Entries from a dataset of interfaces

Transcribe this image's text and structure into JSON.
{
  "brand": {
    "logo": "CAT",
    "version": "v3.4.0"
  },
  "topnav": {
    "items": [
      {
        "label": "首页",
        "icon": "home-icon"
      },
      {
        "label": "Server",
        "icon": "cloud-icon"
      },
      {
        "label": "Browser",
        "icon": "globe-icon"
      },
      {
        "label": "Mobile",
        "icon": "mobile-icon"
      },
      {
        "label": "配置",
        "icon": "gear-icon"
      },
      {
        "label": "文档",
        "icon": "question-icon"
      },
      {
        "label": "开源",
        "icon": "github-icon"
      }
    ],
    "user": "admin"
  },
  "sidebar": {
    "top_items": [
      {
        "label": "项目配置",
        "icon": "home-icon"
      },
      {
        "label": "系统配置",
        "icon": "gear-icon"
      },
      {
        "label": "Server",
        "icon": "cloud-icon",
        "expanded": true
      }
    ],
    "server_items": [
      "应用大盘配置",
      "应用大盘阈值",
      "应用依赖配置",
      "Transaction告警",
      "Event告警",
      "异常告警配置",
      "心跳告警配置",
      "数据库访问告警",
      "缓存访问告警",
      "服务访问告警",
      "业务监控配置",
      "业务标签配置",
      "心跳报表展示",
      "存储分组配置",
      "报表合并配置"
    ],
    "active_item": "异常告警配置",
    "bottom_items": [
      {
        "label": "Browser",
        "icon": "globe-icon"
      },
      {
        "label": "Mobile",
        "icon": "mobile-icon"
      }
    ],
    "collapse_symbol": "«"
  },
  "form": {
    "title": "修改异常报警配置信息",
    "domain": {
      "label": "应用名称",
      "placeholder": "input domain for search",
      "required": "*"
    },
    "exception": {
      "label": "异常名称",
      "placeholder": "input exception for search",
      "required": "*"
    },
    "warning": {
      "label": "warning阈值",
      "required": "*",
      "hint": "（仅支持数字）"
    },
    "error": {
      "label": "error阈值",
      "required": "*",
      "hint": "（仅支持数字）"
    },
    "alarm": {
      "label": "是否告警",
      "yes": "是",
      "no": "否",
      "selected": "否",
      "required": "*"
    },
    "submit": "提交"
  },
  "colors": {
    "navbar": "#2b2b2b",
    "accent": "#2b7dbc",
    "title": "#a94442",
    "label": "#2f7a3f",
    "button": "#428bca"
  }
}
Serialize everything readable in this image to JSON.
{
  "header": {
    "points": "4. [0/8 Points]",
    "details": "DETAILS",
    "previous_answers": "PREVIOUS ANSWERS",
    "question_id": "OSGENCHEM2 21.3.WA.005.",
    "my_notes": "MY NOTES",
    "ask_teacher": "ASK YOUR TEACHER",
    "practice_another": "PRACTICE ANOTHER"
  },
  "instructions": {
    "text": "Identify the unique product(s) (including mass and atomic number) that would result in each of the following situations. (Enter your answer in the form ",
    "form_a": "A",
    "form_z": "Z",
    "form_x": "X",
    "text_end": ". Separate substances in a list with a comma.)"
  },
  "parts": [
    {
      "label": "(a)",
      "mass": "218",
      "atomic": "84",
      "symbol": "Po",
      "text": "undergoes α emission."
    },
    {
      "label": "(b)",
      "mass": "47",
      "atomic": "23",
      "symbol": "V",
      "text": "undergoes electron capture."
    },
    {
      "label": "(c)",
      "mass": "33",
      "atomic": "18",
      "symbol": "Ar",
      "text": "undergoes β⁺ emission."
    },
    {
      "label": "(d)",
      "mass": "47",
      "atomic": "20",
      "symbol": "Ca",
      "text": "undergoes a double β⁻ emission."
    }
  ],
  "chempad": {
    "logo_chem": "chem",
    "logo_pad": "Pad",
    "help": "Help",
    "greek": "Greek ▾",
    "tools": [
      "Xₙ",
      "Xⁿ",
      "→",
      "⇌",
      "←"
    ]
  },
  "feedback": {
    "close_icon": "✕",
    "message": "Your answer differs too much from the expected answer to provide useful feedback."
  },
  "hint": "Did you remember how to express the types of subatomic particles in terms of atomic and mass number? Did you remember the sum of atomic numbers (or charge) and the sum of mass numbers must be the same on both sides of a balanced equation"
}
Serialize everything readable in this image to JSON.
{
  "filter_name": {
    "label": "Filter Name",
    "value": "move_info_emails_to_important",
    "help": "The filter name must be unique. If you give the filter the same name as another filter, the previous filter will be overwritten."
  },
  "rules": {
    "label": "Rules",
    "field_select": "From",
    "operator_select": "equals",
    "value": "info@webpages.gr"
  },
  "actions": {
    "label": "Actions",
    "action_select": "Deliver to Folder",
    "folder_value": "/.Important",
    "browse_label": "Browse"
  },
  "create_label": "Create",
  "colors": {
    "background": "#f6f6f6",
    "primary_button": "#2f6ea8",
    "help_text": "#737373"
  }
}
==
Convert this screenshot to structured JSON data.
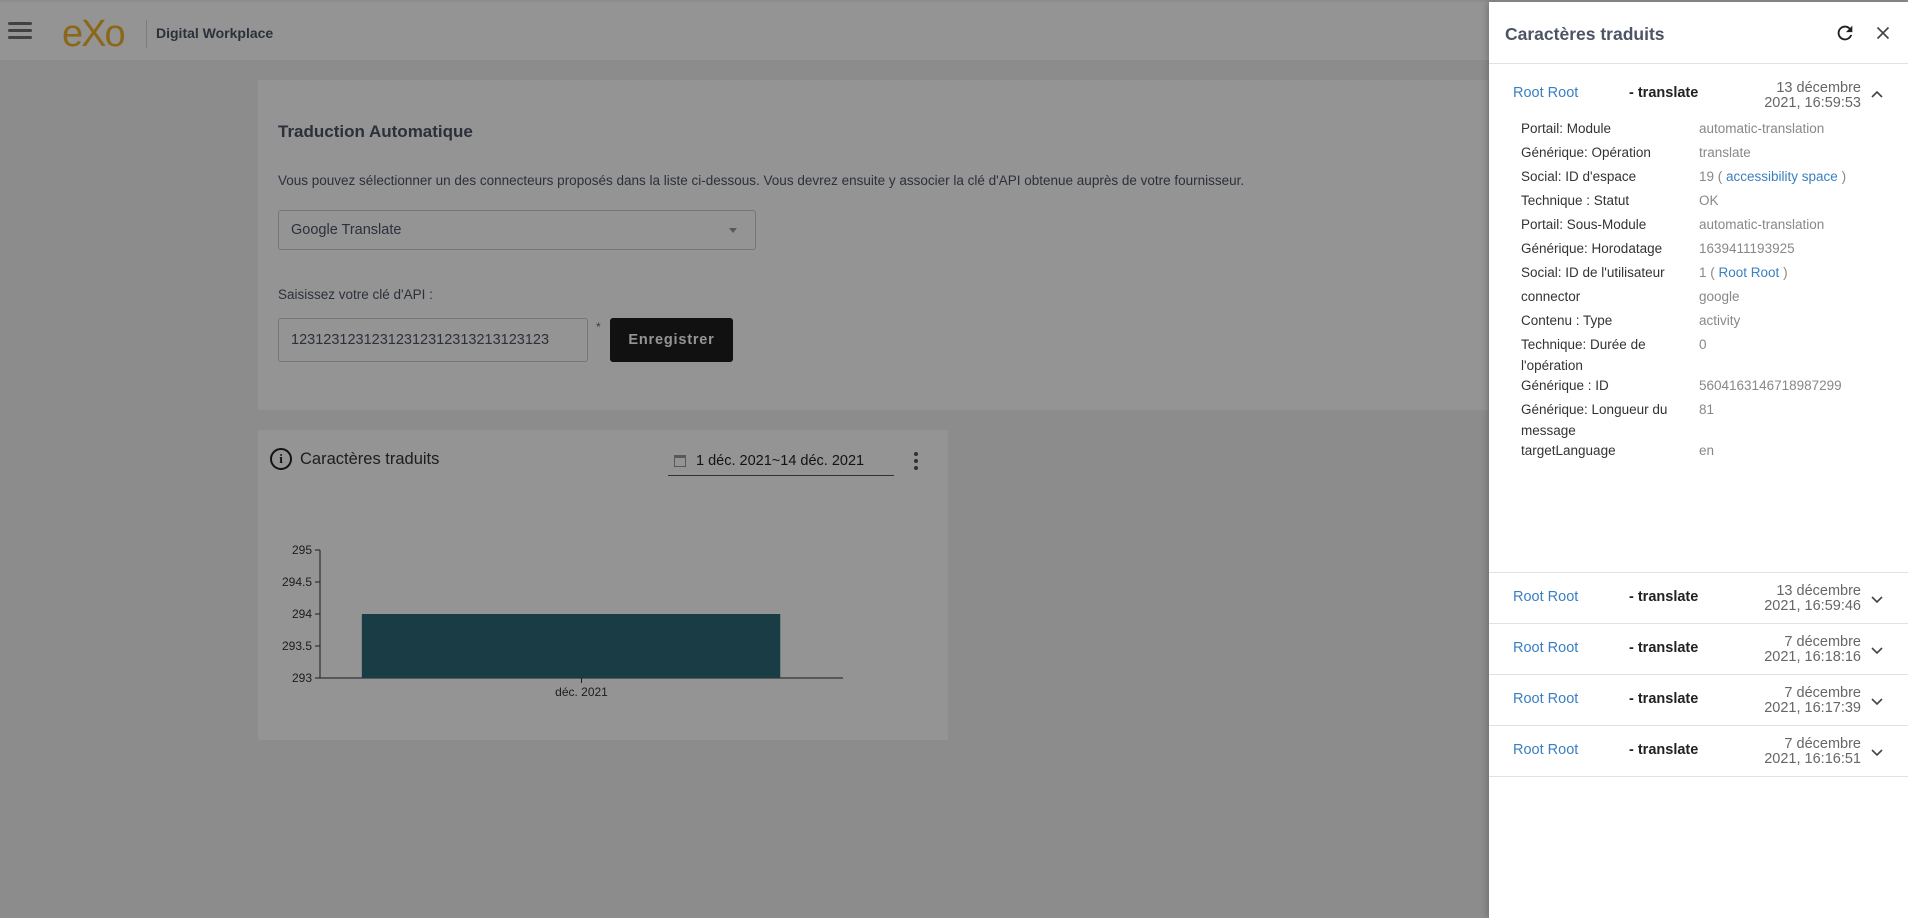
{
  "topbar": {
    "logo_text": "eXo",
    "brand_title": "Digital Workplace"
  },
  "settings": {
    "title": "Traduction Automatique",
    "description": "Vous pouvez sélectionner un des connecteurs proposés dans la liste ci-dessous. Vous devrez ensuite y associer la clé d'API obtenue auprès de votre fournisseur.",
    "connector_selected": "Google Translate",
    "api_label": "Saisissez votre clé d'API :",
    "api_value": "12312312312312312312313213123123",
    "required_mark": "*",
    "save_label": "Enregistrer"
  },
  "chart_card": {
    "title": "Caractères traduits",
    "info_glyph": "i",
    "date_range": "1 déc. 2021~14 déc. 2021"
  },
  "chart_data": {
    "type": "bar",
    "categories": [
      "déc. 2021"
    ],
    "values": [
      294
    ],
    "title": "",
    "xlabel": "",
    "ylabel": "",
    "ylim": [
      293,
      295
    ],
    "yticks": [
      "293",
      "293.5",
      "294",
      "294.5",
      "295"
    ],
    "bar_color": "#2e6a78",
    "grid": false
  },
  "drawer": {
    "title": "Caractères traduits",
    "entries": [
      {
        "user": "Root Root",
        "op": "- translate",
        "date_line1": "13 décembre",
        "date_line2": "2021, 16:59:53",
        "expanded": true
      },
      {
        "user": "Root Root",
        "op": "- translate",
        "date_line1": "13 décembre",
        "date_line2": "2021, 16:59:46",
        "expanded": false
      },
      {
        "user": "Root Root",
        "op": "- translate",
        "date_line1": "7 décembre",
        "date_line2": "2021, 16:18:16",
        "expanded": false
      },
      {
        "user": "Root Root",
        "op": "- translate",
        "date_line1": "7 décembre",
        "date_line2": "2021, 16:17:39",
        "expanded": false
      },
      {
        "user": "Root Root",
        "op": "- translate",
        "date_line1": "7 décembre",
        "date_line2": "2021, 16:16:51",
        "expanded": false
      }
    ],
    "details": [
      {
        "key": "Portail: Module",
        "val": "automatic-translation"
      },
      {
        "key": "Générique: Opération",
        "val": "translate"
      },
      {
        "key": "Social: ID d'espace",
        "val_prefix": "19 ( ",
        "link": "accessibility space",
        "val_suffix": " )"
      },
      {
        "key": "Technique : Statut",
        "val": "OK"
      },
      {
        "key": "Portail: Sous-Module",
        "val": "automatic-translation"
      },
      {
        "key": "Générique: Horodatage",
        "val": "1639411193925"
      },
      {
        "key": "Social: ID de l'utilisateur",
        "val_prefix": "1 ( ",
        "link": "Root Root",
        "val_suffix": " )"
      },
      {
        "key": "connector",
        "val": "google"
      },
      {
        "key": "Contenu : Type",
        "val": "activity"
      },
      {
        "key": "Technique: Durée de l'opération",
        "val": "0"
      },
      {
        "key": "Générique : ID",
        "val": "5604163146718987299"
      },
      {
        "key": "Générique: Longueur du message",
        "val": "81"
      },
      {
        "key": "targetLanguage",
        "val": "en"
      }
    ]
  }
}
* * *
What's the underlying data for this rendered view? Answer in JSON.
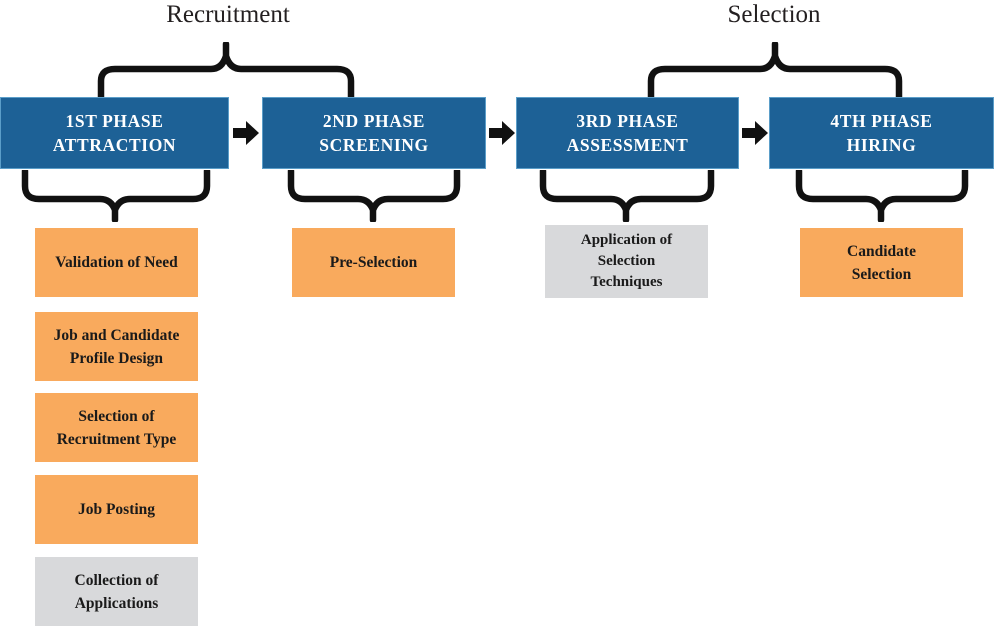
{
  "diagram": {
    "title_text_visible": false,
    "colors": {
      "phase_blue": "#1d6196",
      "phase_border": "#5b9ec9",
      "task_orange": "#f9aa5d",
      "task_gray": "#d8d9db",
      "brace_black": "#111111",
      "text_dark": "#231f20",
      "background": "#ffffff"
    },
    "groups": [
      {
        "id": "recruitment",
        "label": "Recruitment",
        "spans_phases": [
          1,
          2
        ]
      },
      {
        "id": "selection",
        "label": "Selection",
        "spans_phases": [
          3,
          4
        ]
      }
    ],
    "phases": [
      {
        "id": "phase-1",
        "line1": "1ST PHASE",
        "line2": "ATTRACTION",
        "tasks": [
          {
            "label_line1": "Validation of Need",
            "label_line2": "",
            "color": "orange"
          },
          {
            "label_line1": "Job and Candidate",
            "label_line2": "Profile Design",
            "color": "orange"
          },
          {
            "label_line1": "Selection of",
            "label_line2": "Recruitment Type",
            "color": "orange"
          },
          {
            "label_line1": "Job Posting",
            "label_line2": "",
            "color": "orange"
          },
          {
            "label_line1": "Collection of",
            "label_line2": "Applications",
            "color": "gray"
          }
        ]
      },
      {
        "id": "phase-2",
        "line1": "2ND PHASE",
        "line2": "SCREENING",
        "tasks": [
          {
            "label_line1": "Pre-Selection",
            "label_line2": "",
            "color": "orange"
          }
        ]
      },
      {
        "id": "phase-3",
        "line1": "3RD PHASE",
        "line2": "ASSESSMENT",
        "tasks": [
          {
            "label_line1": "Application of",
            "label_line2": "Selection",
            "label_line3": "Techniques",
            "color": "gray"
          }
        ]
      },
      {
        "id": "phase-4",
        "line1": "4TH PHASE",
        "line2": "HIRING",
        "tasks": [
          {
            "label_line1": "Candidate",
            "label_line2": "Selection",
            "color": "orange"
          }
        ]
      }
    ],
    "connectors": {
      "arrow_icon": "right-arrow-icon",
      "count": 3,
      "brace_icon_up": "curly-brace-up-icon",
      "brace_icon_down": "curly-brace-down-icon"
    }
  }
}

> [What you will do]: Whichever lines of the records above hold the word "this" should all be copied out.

> [Response]:
Transcribe this image's text and structure into JSON.
Serialize everything readable in this image to JSON.
Serialize everything readable in this image to JSON.
Convert this screenshot to structured JSON data.
What's the underlying data for this rendered view? Answer in JSON.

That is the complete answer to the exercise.